▼

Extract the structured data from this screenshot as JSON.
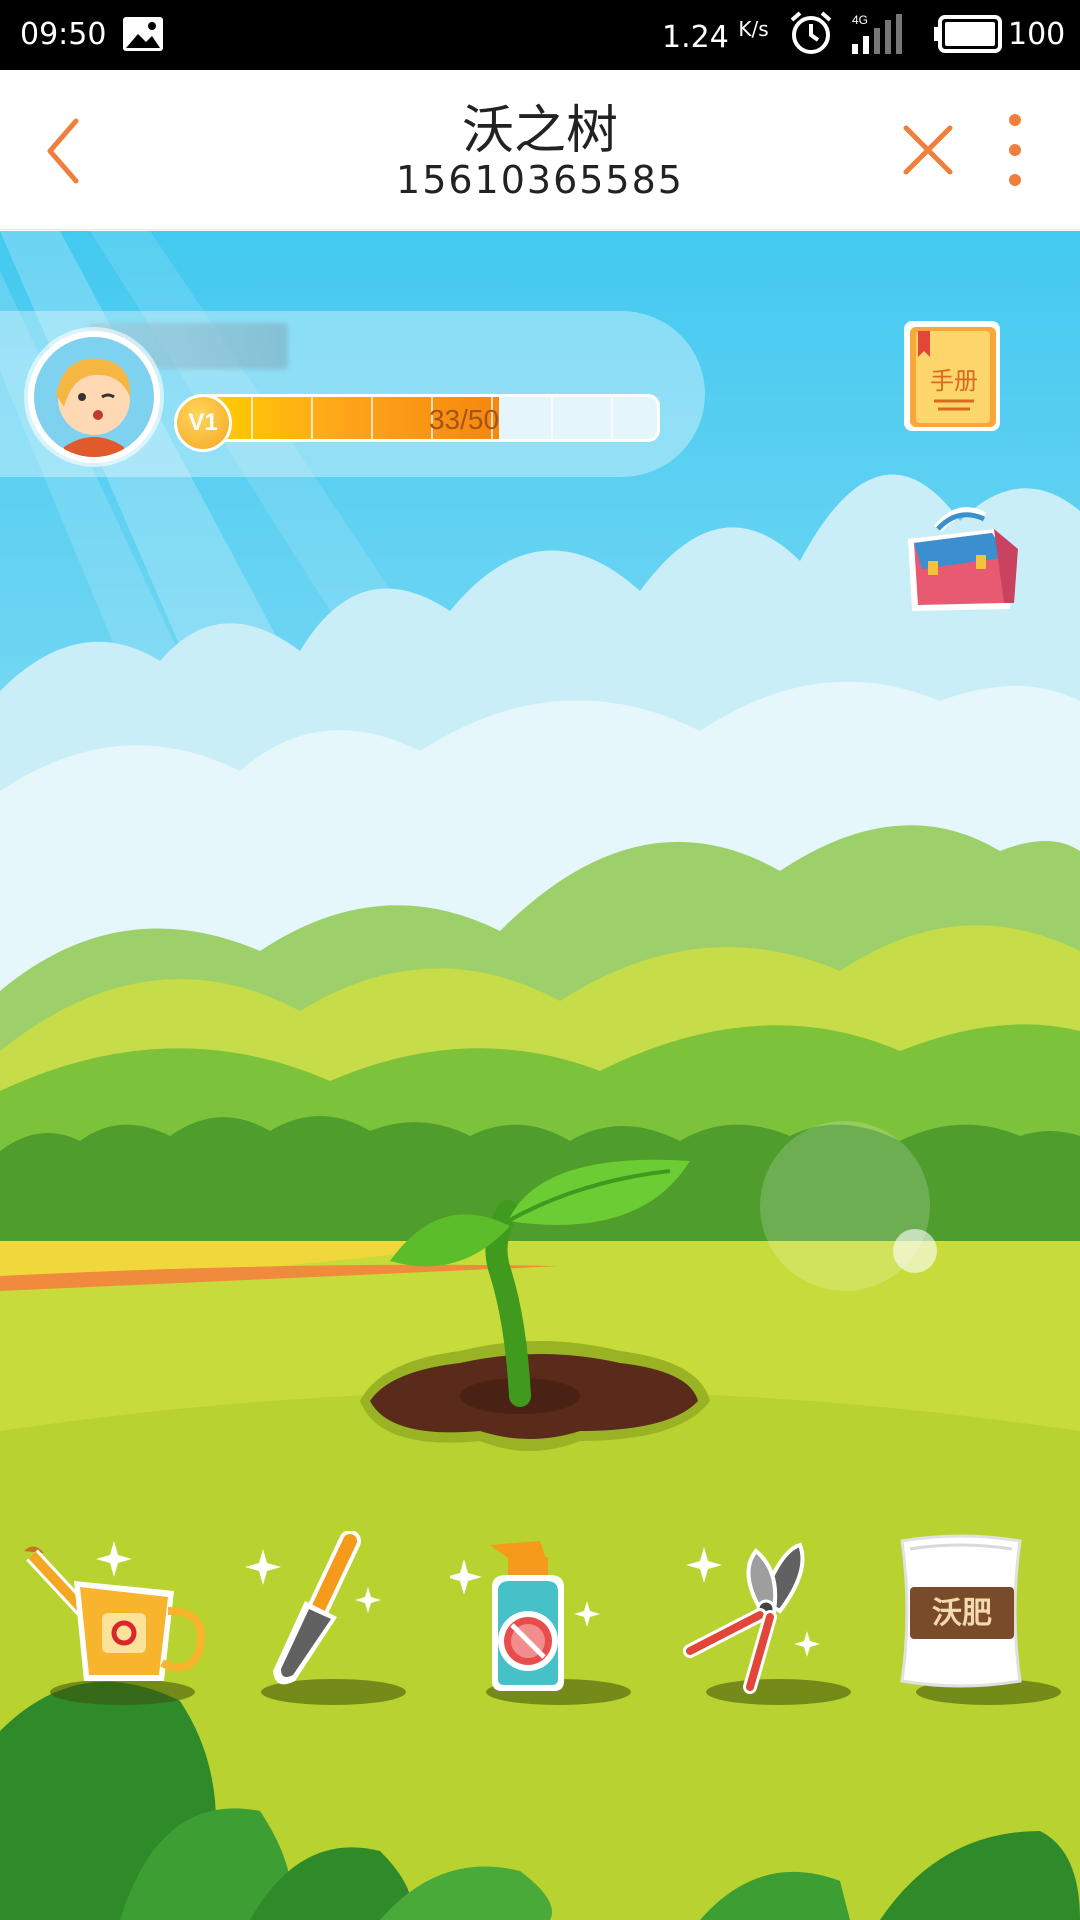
{
  "status_bar": {
    "time": "09:50",
    "net_speed": "1.24",
    "net_speed_unit": "K/s",
    "network": "4G",
    "battery": "100"
  },
  "header": {
    "title": "沃之树",
    "subtitle": "15610365585"
  },
  "player": {
    "level": "V1",
    "xp_text": "33/50",
    "xp_current": 33,
    "xp_max": 50
  },
  "side_buttons": {
    "handbook_label": "手册"
  },
  "tools": {
    "fertilizer_label": "沃肥"
  },
  "colors": {
    "accent": "#f07f3c",
    "sky": "#43c9f0",
    "grass": "#c7dc3a",
    "xp_fill": "#ffa51a"
  }
}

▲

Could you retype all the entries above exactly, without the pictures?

| Reply |
Extract the structured data from this screenshot as JSON.
{
  "status_bar": {
    "time": "09:50",
    "net_speed": "1.24",
    "net_speed_unit": "K/s",
    "network": "4G",
    "battery": "100"
  },
  "header": {
    "title": "沃之树",
    "subtitle": "15610365585"
  },
  "player": {
    "level": "V1",
    "xp_text": "33/50",
    "xp_current": 33,
    "xp_max": 50
  },
  "side_buttons": {
    "handbook_label": "手册"
  },
  "tools": {
    "fertilizer_label": "沃肥"
  },
  "colors": {
    "accent": "#f07f3c",
    "sky": "#43c9f0",
    "grass": "#c7dc3a",
    "xp_fill": "#ffa51a"
  }
}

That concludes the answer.